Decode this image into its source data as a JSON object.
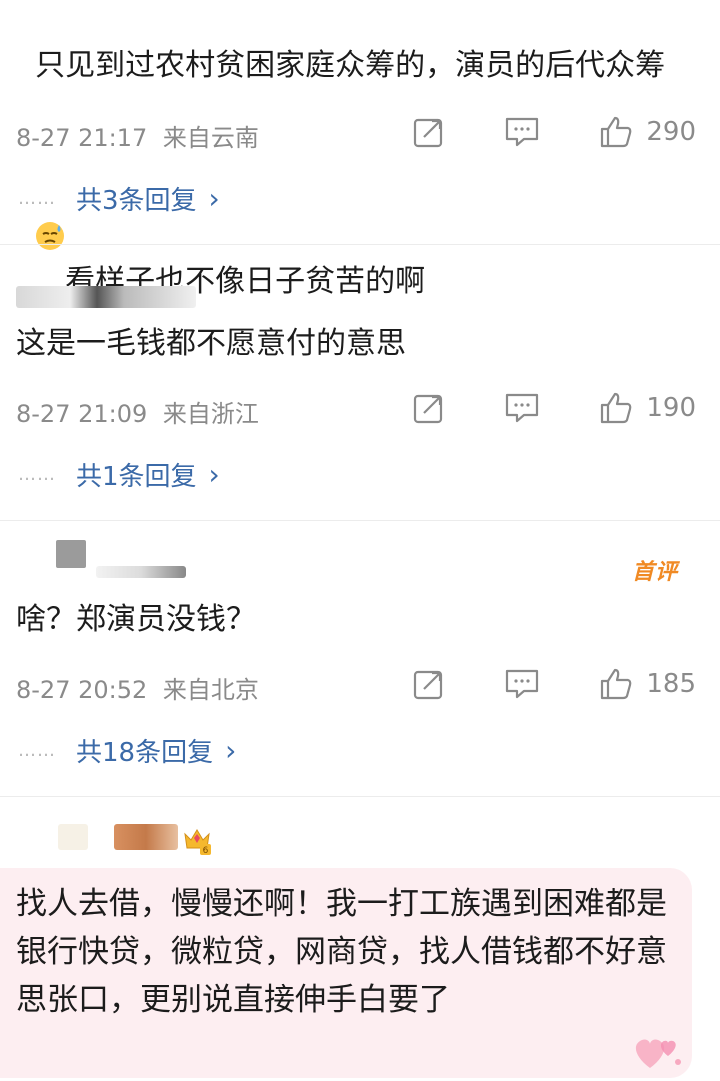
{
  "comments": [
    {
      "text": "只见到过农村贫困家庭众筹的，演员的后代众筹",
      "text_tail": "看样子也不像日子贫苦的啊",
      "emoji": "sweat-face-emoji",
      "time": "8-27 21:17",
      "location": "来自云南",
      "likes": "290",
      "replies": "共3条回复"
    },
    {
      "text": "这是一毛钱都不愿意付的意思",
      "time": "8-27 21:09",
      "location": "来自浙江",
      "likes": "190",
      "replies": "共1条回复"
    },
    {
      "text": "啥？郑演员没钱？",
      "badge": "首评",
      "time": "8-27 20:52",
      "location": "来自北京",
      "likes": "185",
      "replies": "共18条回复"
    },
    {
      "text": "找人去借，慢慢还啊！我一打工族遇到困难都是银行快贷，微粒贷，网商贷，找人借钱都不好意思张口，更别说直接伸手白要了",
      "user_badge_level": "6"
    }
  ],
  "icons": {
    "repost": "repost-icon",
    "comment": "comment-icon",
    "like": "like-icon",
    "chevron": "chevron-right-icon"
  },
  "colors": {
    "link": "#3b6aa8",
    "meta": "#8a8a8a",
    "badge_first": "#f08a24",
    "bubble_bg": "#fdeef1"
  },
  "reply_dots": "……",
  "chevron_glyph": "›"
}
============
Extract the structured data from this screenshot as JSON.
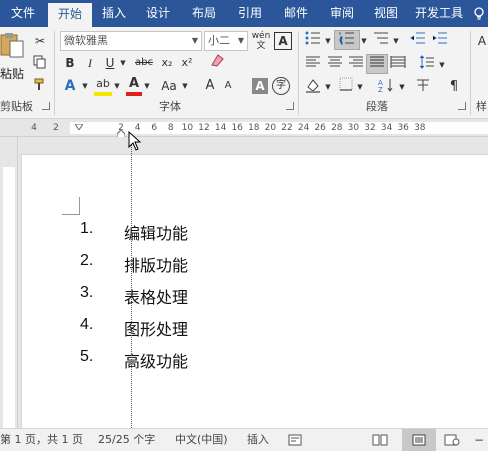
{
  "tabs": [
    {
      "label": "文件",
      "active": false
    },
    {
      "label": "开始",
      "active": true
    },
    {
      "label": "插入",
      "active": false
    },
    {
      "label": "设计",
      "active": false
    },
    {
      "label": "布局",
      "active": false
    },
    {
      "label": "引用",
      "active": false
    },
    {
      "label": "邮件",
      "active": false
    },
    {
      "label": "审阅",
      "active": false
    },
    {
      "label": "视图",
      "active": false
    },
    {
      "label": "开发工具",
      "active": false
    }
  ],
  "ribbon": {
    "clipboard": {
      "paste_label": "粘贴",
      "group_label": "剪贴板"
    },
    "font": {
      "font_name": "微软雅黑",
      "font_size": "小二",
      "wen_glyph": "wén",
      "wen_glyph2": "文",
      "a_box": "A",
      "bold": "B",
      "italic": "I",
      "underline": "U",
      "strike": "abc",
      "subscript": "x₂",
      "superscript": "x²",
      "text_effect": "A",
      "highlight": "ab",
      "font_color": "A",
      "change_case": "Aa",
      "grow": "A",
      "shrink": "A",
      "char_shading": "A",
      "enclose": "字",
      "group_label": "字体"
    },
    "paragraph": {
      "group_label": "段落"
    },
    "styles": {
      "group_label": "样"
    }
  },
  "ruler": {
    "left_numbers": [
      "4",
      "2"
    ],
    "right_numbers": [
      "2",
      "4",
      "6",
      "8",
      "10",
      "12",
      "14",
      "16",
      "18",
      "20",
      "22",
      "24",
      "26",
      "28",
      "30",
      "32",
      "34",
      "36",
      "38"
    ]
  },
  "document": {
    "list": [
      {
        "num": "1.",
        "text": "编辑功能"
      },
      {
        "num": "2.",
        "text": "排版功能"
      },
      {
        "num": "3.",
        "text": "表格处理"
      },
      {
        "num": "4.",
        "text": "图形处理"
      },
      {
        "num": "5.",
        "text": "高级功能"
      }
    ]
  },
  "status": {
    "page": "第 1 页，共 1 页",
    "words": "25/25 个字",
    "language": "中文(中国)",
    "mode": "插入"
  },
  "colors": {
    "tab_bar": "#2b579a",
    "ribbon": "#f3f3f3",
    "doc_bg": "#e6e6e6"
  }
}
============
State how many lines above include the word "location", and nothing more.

* [PROBLEM SOLUTION]: 3